Scientists from the Center of Scientific Studies of Valdivia (CECS) said this week that Chile's glaciers are melting at twice the speed observed just ten years ago. The scientists, who recently participated in a specially called international forum on glaciers, also warned that this trend could have devastating ramifications due to current plans to construct hydroelectric dams around Chile.

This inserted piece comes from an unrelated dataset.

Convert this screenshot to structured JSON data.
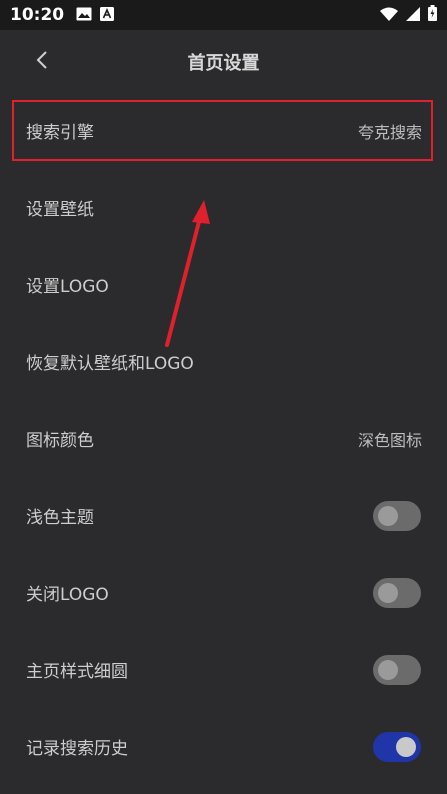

The scientists made their arguments after participating in helicopter tours over areas of high glacier concentration. This initiative, which was carried out with the assistance of Chile's army, was dubbed "Project Ice." Observers speculate that those tours indicate an increased level of concern about the state of both the country's glaciers and water supply. The scientists' conclusions are nothing short of alarming. Over the past decades, Chilean officials have studied 120 glaciers around the country, and now more than half of them are showing signs of receding. Glaciers in northern parts of Patagonia are disappearing by a rate of one to four meters per year. Even the emblematic tourist destination Volcan Villarica has lost an estimated 13 percent of its ice cap since 1976. "The glaciers are melting due to climate change. The ice has reached a point where it is thawing," explained CECS scientist Gino Cassasa. Andres Rivera, another CECS official, echoed Cassasa's comments. "Glaciers around the Aconcagua Basin have shrunk by as much as twenty percent. Meanwhile, in the ice fields in far southern Patagonia, which contain Chile's highest concentration of glaciers, some 500 square kilometers have been lost. That figure represents nearly four percent of the total area," said Rivera. "Chile currently has 2.7 percent of the world's glaciers. Still, its glacier melt is accounting for 7.7 percent of the rise in the world's ocean levels." This trend also has ominous ramifications for Chile's energy situation. Ricardo Villalba, the Director of the Argentine Institute for Glaciology and Environmental Sciences, believes that there will eventually be conflicts over the control and ultimate use of the country's dwindling water supplies. He cites Chile's dependence on glacier water for energy generation as the prime source of conflict. "Some of Chile's most important rivers, such as the Choapa, Aconcagua, and the Maipo, are also shrinking. There has been less precipitation, and their flows have been lessening. Still, at the same time, there is increased economic activity around these rivers, and, consequently, more demand for water," he said. Still, these warnings appear to be falling on deaf ears. Chile's National Environmental Commission (CONAMA) disclosed this week that, during the first eight months of 2007, it has received 10 new hydroelectric damn proposals in Region X. The proposals range up to US$180 million in cost, and would generate anywhere from 1,850 watts (w) to 155 megawatts (mw) of energy. The list of companies interested in constructing the dams includes Hidroaustral, Pilmaiquén, and energy giant Colbún. Meanwhile, energy companies Endesa and Colbún – co-owners of the HidroAysén project – recently revealed a new version of their planned hydroelectric complex, set to be built in Region XI. HidroAysén's original plan for its so-called Aysén Project projected two massive hydroelectric dams on each of Region XI's two largest rivers: the Baker and the Pascua. Together the dams were expected to produce approximately 2,400 MW of electricity – roughly 30 percent of the electricity currently available in central Chile. Still, the company announced plans in August to reduce the projected flood zone by 36.5 percent and include a fifth dam. The company now anticipates total power generation of 2,750 MW (ST, Aug. 13). The news about Chile's glacier situation comes as a follow up to a seminar entitled "Global Warming Challenges to Chile," which was held last week in Valdivia. During that conference, Chilean and foreign scientists confirmed that glaciers all over the world are currently receding. Additionally, the scientists confirmed that global warming was responsible for the receding glaciers. "What analysis shows is that there has been a significant rise in temperature over the last thirty years," said Doctor Ricardo Villalba, head of the Argentine Institute of Glaciology and Environmental Sciences. The meeting was organized by the CECS, the city of Valdivia, and the Bicentennial Commission in southern Chile's Valdivia. Scientists from Denmark, Switzerland, Canada, Bolivia and Argentina attended the forum. By: Matt Malinowski The Santiago Times